Just waiiiteee, as Baba would say. We went through Ilishan, home of Babcock, got to a town which was apparently not on the political map of Niagara. They call it Ilara-Remo. Me, I never hear of that town before. I know of Ilara-Mokin in Ondo State…
Sebi that’s where Elizade comes from. Abi no be so?
But this our people sef, dem too relate to one another. Ilara-Remo, Ilara-Mokin. You will also hear Ijebu-Ife, Ife-Ijebu, Ijebu-Ijesha, Ijesha-Ijebu, Ijebu-Mushin, Ijesha-Isu, Oke-Imesi, Imesi-Ile, Ode-Ekiti, Ode-Remo, Ijebu-Ode, Ijebu-Igbo…
Exactly, that’s what I’m talking about. After Ilara-Remo, the next place we reached was Ijebu-Remo. Then, wait for this, Ishara-Remo! The sound of the name is akin to that generated when you light a match… ‘sharrrr!’ like that.
Is it the onomatopoeic name that is special about the town?
For where? That’s a town that sparks something like thunder in the memory.
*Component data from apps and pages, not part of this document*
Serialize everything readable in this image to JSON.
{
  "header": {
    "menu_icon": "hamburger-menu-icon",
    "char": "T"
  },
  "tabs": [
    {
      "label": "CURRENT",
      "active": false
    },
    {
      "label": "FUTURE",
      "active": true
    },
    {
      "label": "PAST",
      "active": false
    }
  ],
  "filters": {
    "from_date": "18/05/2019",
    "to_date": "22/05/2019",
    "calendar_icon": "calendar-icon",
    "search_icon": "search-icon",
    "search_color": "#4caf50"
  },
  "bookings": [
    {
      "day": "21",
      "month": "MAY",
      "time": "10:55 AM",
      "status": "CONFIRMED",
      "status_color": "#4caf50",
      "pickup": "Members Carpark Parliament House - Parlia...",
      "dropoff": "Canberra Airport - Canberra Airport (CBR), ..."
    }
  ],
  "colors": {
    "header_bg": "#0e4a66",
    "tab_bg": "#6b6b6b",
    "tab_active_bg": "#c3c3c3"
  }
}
Abi na Remo plug be that?
Remo plug ko, Remo carpet ni. Open your ears and shine your eyes. That’s Kongi’s town!!
You don’t mean it! Abi, no be Wole Soyinka be that? Wetin he come do for Ishara? Is he not an Egba man?
For where? You know what? You can’t just unravel that man. He is a mystery packed in a box of dynamite. He says he is Ijegba, Father is Ijebu (Ishara) while mother is Egba (Abeokuta). Hence the hybrid nomenclature — IJEGBA. He leans more on the mother’s side, though, like the Ghanaians, and it is in that Abeokuta that he built his house.
I leant he built it right inside the bush. Is that so?
Where else do you expect an ogboju ode (brave hunter) to build his house other than inside igbo irunmole (forest of a thousand and one demons)? Soyinka is an embodiment of creativity. The forest is his canvas. He shuttles in the wild quite often to commune with nature and hold seminal dialogues with fellow spirits and gnomes. You know, he is iwin, some inferna, no fraternal spirit!
Did I hear you say “fraternal spirits”? I learnt his favourite deity is Ogun, god of creativity and destruction. By Jove, how can one god be such a bundle of contradiction? It creates. It destroys! What kind of “agbako” (enfant terrible) god is that?
Ask Kongi when next you see him in Ishara.
That will be waiting for Godot or, worse still, for an iwin in broad daylight!
As I was saying, our Israelite’s journey was an eye-opener. The road linking Ilishan-Remo with Ilara-Remo is an undulating mockery of governance. Unfortunately, there was no any Madukeke woman to cry for the forgotten Ilara-Remo people. Maybe the woman’s crying jurisdiction did not extend to a tucked-away village near ‘Kongi Town’.
No, I disagree. The woman was too busy crying about other things. How about lack of electricity? How about lack of potable water? How about kidnapping of people for ransom, the new trend in criminal mercantile opportunism? How about the increasing wave of armed robbery and corruption, its twin brother? How about ethnicity and nepotism? How about religious intolerance? How about the promotion of the corrupt and the demotion of the upright?
Na true you talk o. If the men in government can’t do anything at least the womenfolk can do something. They can cry! Can’t they?
Yes, they can. They can cry for their unbeloved country.